West Fresno entered Vallarta’s radar through a former employees who now works for Maya Cinemas, a local movie theater chain and developer. Maya Cinemas, which also focuses on serving Latino communities, saw a need for a supermarket in West Fresno and invited Vallarta to anchor a larger a shopping center development the cinema chain was planning. Even as a team of successful businesses, Maya Cinemas and Vallarta were not able to secure traditional financing to build the much needed $13M shopping center the lower income neighborhood. Enter FreshWorks, created to address the problem that the same zip codes that need healthy food the most are often ones where it is hardest to find traditional financing and investment. “The key was that this project was in Fresno in a community that was underserved,” states Ross Culverwell, Chief Lending Officer of NCCLF, the administrator for FreshWorks. “West Fresno, didn’t have anything but small mom and pop grocery stores. It didn’t have a full service grocery store and not one that served the Latino community,” Culverwell explains. He believed the project held potential for success with Maya Cinemas’ experience and leadership as local developers and Vallarta Supermarket as an anchor tenant for the larger shopping center.

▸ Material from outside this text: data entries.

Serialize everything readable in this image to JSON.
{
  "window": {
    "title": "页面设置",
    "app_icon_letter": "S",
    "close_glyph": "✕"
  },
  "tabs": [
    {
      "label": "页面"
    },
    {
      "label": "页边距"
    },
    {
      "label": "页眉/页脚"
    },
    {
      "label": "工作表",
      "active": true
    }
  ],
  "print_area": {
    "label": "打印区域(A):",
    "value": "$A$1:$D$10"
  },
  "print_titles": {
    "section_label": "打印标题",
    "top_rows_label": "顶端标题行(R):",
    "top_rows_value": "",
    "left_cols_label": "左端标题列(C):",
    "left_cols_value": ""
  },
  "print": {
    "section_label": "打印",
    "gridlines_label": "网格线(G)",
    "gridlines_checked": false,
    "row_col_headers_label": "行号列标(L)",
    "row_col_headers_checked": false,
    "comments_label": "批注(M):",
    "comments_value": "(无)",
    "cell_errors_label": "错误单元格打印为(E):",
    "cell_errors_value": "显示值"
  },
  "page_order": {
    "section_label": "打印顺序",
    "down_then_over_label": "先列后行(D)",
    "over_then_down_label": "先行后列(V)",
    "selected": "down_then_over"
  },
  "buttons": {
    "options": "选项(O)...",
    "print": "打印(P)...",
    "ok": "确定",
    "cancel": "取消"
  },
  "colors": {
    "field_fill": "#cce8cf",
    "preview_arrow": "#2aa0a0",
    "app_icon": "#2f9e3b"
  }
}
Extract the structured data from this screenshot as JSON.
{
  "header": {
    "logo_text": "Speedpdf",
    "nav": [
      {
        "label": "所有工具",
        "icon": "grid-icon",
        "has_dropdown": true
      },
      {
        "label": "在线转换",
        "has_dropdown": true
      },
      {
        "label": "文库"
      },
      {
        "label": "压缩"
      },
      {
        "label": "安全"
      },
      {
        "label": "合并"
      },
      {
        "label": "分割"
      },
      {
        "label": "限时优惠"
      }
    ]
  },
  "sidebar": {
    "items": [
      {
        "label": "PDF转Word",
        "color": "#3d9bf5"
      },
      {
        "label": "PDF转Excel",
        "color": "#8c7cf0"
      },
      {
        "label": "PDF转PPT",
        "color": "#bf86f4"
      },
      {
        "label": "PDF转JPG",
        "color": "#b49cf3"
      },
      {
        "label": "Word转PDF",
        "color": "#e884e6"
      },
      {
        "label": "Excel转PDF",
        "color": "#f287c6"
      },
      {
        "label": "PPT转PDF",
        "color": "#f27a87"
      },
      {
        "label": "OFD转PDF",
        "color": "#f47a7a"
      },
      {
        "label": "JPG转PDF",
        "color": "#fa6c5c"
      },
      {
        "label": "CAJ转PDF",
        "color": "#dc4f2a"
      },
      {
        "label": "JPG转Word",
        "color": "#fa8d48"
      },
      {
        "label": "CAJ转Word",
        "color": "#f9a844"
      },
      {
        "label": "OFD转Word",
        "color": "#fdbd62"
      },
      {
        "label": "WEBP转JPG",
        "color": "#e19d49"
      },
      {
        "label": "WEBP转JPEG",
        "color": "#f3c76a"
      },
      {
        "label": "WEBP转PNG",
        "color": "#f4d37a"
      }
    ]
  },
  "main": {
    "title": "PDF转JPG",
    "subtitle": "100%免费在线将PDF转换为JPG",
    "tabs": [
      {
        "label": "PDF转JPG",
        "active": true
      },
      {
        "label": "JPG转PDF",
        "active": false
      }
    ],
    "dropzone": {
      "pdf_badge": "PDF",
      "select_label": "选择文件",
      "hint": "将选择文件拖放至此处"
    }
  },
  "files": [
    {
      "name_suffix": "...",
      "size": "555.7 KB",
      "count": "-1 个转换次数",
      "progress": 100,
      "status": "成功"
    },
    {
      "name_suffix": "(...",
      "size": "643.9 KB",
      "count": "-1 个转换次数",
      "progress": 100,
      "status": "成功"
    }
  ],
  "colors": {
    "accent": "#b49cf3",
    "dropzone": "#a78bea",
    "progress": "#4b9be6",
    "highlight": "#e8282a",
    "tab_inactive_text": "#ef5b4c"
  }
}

FreshWorks and NCCLF brought both capital and experience to support Maya Cinema and Vallarta in navigating the New Market Tax Credits (NMTC) process. As Culverwell explains, “Dealing with NMTC is not rocket science, but it’s more complicated than it should be. So working through that structure in a way that makes sense, that in itself can be a substantial job.” Kaminsky echoes the importance of FreshWorks’ experience stating, “Before FreshWorks Fund, I didn’t know about NMTC. It was our first NMTC project.” In partnership with Maya Cinemas, NCCLF enabled Vallarta to access NMTC investment, which drastically reduced the loan debt needed to build the $3M store, enabling the supermarket chain to expand operations into this West Fresno community.

“The store opening in West Fresno was one of the largest grossing sales we’ve seen,” proving, as Kaminsky said, “that the community really needed a supermarket like ours.” The store has dedicated a minimum of 3,500-sq. ft. of floor space and 40% of sales to fresh and healthy foods. In addition to bringing healthy food to the community, Vallarta provides 175 jobs, 70% of those jobs are full time and receive meaningful benefits. Local residents are 90% of the employees, and 95% of those employees are Latino. Through the Maya Cinemas Educational Fund, Vallarta will also contribute a minimum of $10,000 in scholarships each year to local, low-income youth pursuing a 4-year degree.

The success of Vallarta and the positive impact to the community clearly demonstrates that low-income neighborhoods can be good investments socially and economically. “It’s a question of equity and justice,” states Culverwell, “promoting a sense of fairness to people in communities who have not had fair access to finance and the development that goes with that.” As Vallarta continues to expand into cities such as Pasadena, they hope to also demonstrate that a grocery store rooted in the Latino community can be successful across markets. As Castillo says, “We don’t want to be a typical grocery store, we are a supermarket for all families.”